The longtime Bay Area music fixture and ex-bassist for Snakefinger said on the phone last week that he and his wife, Carrie LaBelle, who also tends bar at Great American, Hotel Utah, and Treat Street, plan to "build on the club's legacy, so to speak. It's definitely going to be more music, less of a supper club and somewhat more of a music venue. My goal is to make it as eclectic as the market will bear. That's always been my thing, all the time at Utah and Great American Music Hall, to throw as much different stuff in there and have fun. It will totally reflect my tastes. That's the great thing about a venue that size – you can afford to take chances.

"It's a way to continue doing stuff I love," he explained. "It's an ongoing battle for nightclubs. It's totally insane to buy now if you look at it realistically, but – I hate to say it – we're in it for the long haul, the next 15 or 20 years."

Burn my eyeball

The week's three most indelible images:

1. The bidding on the "vagina carrot" on eBay up to more than $15,000 before it closed.
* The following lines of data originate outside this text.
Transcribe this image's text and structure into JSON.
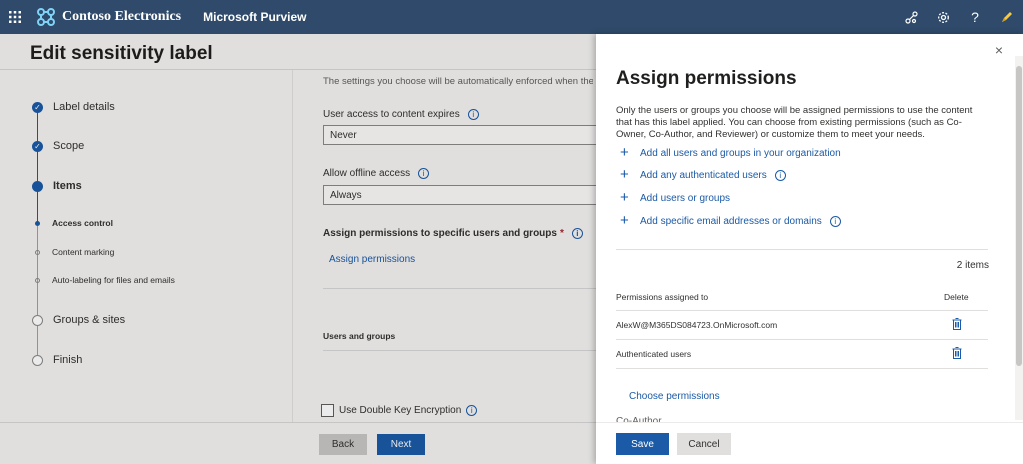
{
  "topbar": {
    "brand_name": "Contoso Electronics",
    "app_name": "Microsoft Purview",
    "icons": [
      "app-launcher-icon",
      "contoso-logo-icon",
      "share-icon",
      "gear-icon",
      "help-icon",
      "pen-icon"
    ],
    "help_label": "?"
  },
  "page": {
    "title": "Edit sensitivity label",
    "steps": [
      {
        "label": "Label details",
        "status": "done"
      },
      {
        "label": "Scope",
        "status": "done"
      },
      {
        "label": "Items",
        "status": "current"
      },
      {
        "label": "Access control",
        "status": "current-sub"
      },
      {
        "label": "Content marking",
        "status": "sub"
      },
      {
        "label": "Auto-labeling for files and emails",
        "status": "sub"
      },
      {
        "label": "Groups & sites",
        "status": "pending"
      },
      {
        "label": "Finish",
        "status": "pending"
      }
    ],
    "form": {
      "note": "The settings you choose will be automatically enforced when the la",
      "expires_label": "User access to content expires",
      "expires_value": "Never",
      "offline_label": "Allow offline access",
      "offline_value": "Always",
      "assign_label": "Assign permissions to specific users and groups",
      "required_mark": "*",
      "assign_link": "Assign permissions",
      "users_groups_header": "Users and groups",
      "double_key_label": "Use Double Key Encryption"
    },
    "footer": {
      "back": "Back",
      "next": "Next"
    }
  },
  "panel": {
    "close": "×",
    "title": "Assign permissions",
    "description": "Only the users or groups you choose will be assigned permissions to use the content that has this label applied. You can choose from existing permissions (such as Co-Owner, Co-Author, and Reviewer) or customize them to meet your needs.",
    "add_links": [
      {
        "label": "Add all users and groups in your organization",
        "info": false
      },
      {
        "label": "Add any authenticated users",
        "info": true
      },
      {
        "label": "Add users or groups",
        "info": false
      },
      {
        "label": "Add specific email addresses or domains",
        "info": true
      }
    ],
    "items_count": "2 items",
    "columns": {
      "permissions": "Permissions assigned to",
      "delete": "Delete"
    },
    "rows": [
      "AlexW@M365DS084723.OnMicrosoft.com",
      "Authenticated users"
    ],
    "choose_permissions": "Choose permissions",
    "cut_text": "Co-Author",
    "save": "Save",
    "cancel": "Cancel"
  },
  "colors": {
    "accent": "#1b5aa6",
    "topbar": "#2f4a6a"
  }
}
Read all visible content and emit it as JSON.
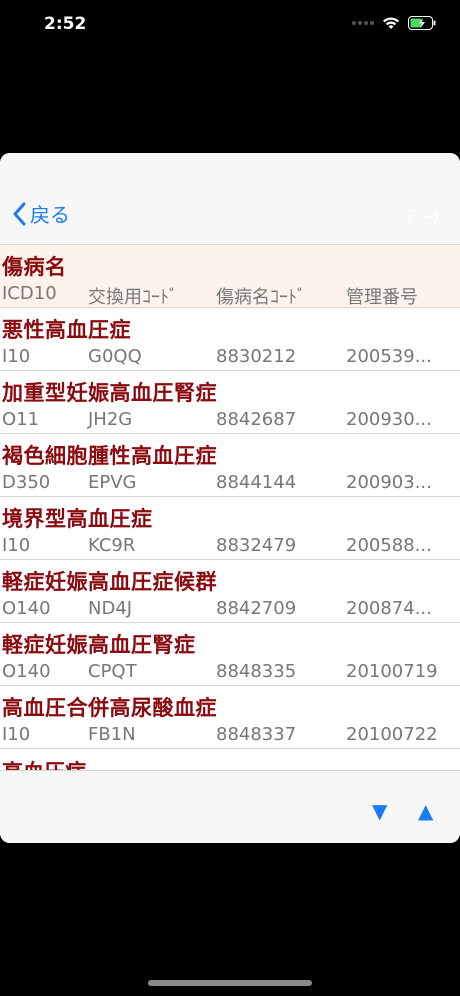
{
  "status_bar": {
    "time": "2:52"
  },
  "nav": {
    "back_label": "戻る",
    "right_label": "ﾃﾞｰﾀ"
  },
  "header_row": {
    "title": "傷病名",
    "cols": [
      "ICD10",
      "交換用ｺｰﾄﾞ",
      "傷病名ｺｰﾄﾞ",
      "管理番号"
    ]
  },
  "rows": [
    {
      "title": "悪性高血圧症",
      "icd10": "I10",
      "exchange_code": "G0QQ",
      "disease_code": "8830212",
      "management_no": "200539..."
    },
    {
      "title": "加重型妊娠高血圧腎症",
      "icd10": "O11",
      "exchange_code": "JH2G",
      "disease_code": "8842687",
      "management_no": "200930..."
    },
    {
      "title": "褐色細胞腫性高血圧症",
      "icd10": "D350",
      "exchange_code": "EPVG",
      "disease_code": "8844144",
      "management_no": "200903..."
    },
    {
      "title": "境界型高血圧症",
      "icd10": "I10",
      "exchange_code": "KC9R",
      "disease_code": "8832479",
      "management_no": "200588..."
    },
    {
      "title": "軽症妊娠高血圧症候群",
      "icd10": "O140",
      "exchange_code": "ND4J",
      "disease_code": "8842709",
      "management_no": "200874..."
    },
    {
      "title": "軽症妊娠高血圧腎症",
      "icd10": "O140",
      "exchange_code": "CPQT",
      "disease_code": "8848335",
      "management_no": "20100719"
    },
    {
      "title": "高血圧合併高尿酸血症",
      "icd10": "I10",
      "exchange_code": "FB1N",
      "disease_code": "8848337",
      "management_no": "20100722"
    }
  ],
  "partial_row_title": "高血圧症",
  "toolbar": {
    "down_label": "▼",
    "up_label": "▲"
  }
}
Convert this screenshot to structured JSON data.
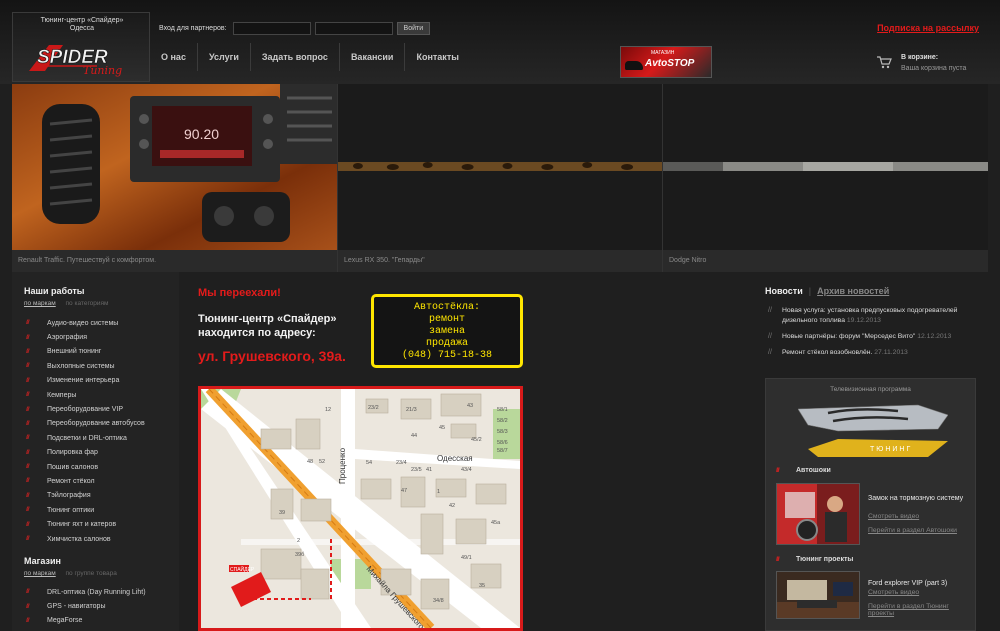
{
  "header": {
    "logo_caption_line1": "Тюнинг-центр «Спайдер»",
    "logo_caption_line2": "Одесса",
    "logo_text": "SPIDER",
    "logo_script": "Tuning",
    "partners_label": "Вход для партнеров:",
    "login_placeholder": "",
    "password_placeholder": "",
    "login_button": "Войти",
    "subscribe": "Подписка на рассылку",
    "nav": [
      "О нас",
      "Услуги",
      "Задать вопрос",
      "Вакансии",
      "Контакты"
    ],
    "banner_sub": "МАГАЗИН",
    "banner_title": "AvtoSTOP",
    "cart_title": "В корзине:",
    "cart_empty": "Ваша корзина пуста"
  },
  "slides": [
    {
      "caption": "Renault Traffic. Путешествуй с комфортом."
    },
    {
      "caption": "Lexus RX 350. \"Гепарды\""
    },
    {
      "caption": "Dodge Nitro"
    }
  ],
  "works": {
    "title": "Наши работы",
    "tab_active": "по маркам",
    "tab_inactive": "по категориям",
    "items": [
      "Аудио-видео системы",
      "Аэрография",
      "Внешний тюнинг",
      "Выхлопные системы",
      "Изменение интерьера",
      "Кемперы",
      "Переоборудование VIP",
      "Переоборудование автобусов",
      "Подсветки и DRL-оптика",
      "Полировка фар",
      "Пошив салонов",
      "Ремонт стёкол",
      "Тэйлография",
      "Тюнинг оптики",
      "Тюнинг яхт и катеров",
      "Химчистка салонов"
    ]
  },
  "shop": {
    "title": "Магазин",
    "tab_active": "по маркам",
    "tab_inactive": "по группе товара",
    "items": [
      "DRL-оптика (Day Running Liht)",
      "GPS - навигаторы",
      "MegaForse"
    ]
  },
  "center": {
    "moved": "Мы переехали!",
    "address_intro": "Тюнинг-центр «Спайдер» находится по адресу:",
    "address": "ул. Грушевского, 39а.",
    "glass_lines": [
      "Автостёкла:",
      "ремонт",
      "замена",
      "продажа",
      "(048) 715-18-38"
    ]
  },
  "map": {
    "labels": [
      "12",
      "23/2",
      "21/3",
      "58/1",
      "58/2",
      "58/3",
      "58/6",
      "58/7",
      "45/2",
      "43",
      "44",
      "45",
      "48",
      "52",
      "54",
      "23/4",
      "23/5",
      "41",
      "42",
      "43/4",
      "45а",
      "49/1",
      "47",
      "1",
      "2",
      "39б",
      "39",
      "34/8",
      "35"
    ],
    "street_odesskaya": "Одесская",
    "street_protsenko": "Проценко",
    "street_grushevskogo": "Михайла Грушевского",
    "marker_label": "СПАЙДЕР"
  },
  "news": {
    "tab_active": "Новости",
    "tab_inactive": "Архив новостей",
    "items": [
      {
        "text": "Новая услуга: установка предпусковых подогревателей дизельного топлива",
        "date": "19.12.2013"
      },
      {
        "text": "Новые партнёры: форум \"Мерседес Вито\"",
        "date": "12.12.2013"
      },
      {
        "text": "Ремонт стёкол возобновлён.",
        "date": "27.11.2013"
      }
    ]
  },
  "tv": {
    "label": "Телевизионная программа",
    "logo_text": "ТЮНИНГ",
    "avto_title": "Автошоки",
    "avto_item_title": "Замок на тормозную систему",
    "avto_watch": "Смотреть видео",
    "avto_section_link": "Перейти в раздел Автошоки",
    "projects_title": "Тюнинг проекты",
    "proj_item_title": "Ford explorer VIP (part 3)",
    "proj_watch": "Смотреть видео",
    "proj_section_link": "Перейти в раздел Тюнинг проекты"
  },
  "colors": {
    "accent_red": "#e31b1b",
    "glass_yellow": "#ffe600",
    "background": "#1f1f1f"
  }
}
A cult (boingboing.net/2003_02_01_archive.html) formed of acolytes bearing folk art and tank tops that read, "My mom and dad saw the vagina carrot and all I got was a lousy T-shirt."

2. A Gucci ad in the latest Index magazine that hits a new "low" with a bikini wax shaped like the "G" logo.

3. The massive Texas flag behind Willie Nelson Feb. 10 at the first of three concerts at the Fillmore. "That just looks obscene," said a friend sitting beside me, studying the flag above Nelson. I dug his effortless, endless flowetry and song and his immaculate blend of C&W and Hot Club-era jazz. What other vocalist his age can deign to sing for two hours (George Jones has much better things to do)? Texas has become ground zero for a country's collective anxiety: if Dubya is this year's international spoiler and his state a clearinghouse for space-shuttle debris, then all the more power to Willie and the boys for repossessing the flag.

Promising get-lucky post-Valentine's soirees: the "Win-a-date" contest with Hustler model Bunny Ranchette, "adult star" Sunset Thomas, and the "Hustler Twins" at the Feb. 20 first-anniversary party at the Hustler Club in S.F. Word has it former Mötley Crüe dude Vince Neil, who shares a Feb. 19 birthday with Thomas, may drop in to do the dirt. Dates include a lap dance. Which is more than most of use mere earthlings get the first time out.

Mano y mono: Word up at the last Dynasty show at the Hemlock Tavern Jan. 12. Former Roofies vocalist Jibz took the stage to do a karaoke set, with Topher Lafata, a.k.a. Gold Chains, behind the laptop. Dynasty was without instruments and Numbers drummer Indra Dunis, who, Jibz announced, had "maaahh-nnnooo." That's what friends are for – spreading the word, if not the social disease.

Jay Jay fan wanna-bes ain't over here gossiping 'bout me? Yo, how 'bout e-mailing tips to kimberly@sfbg.com?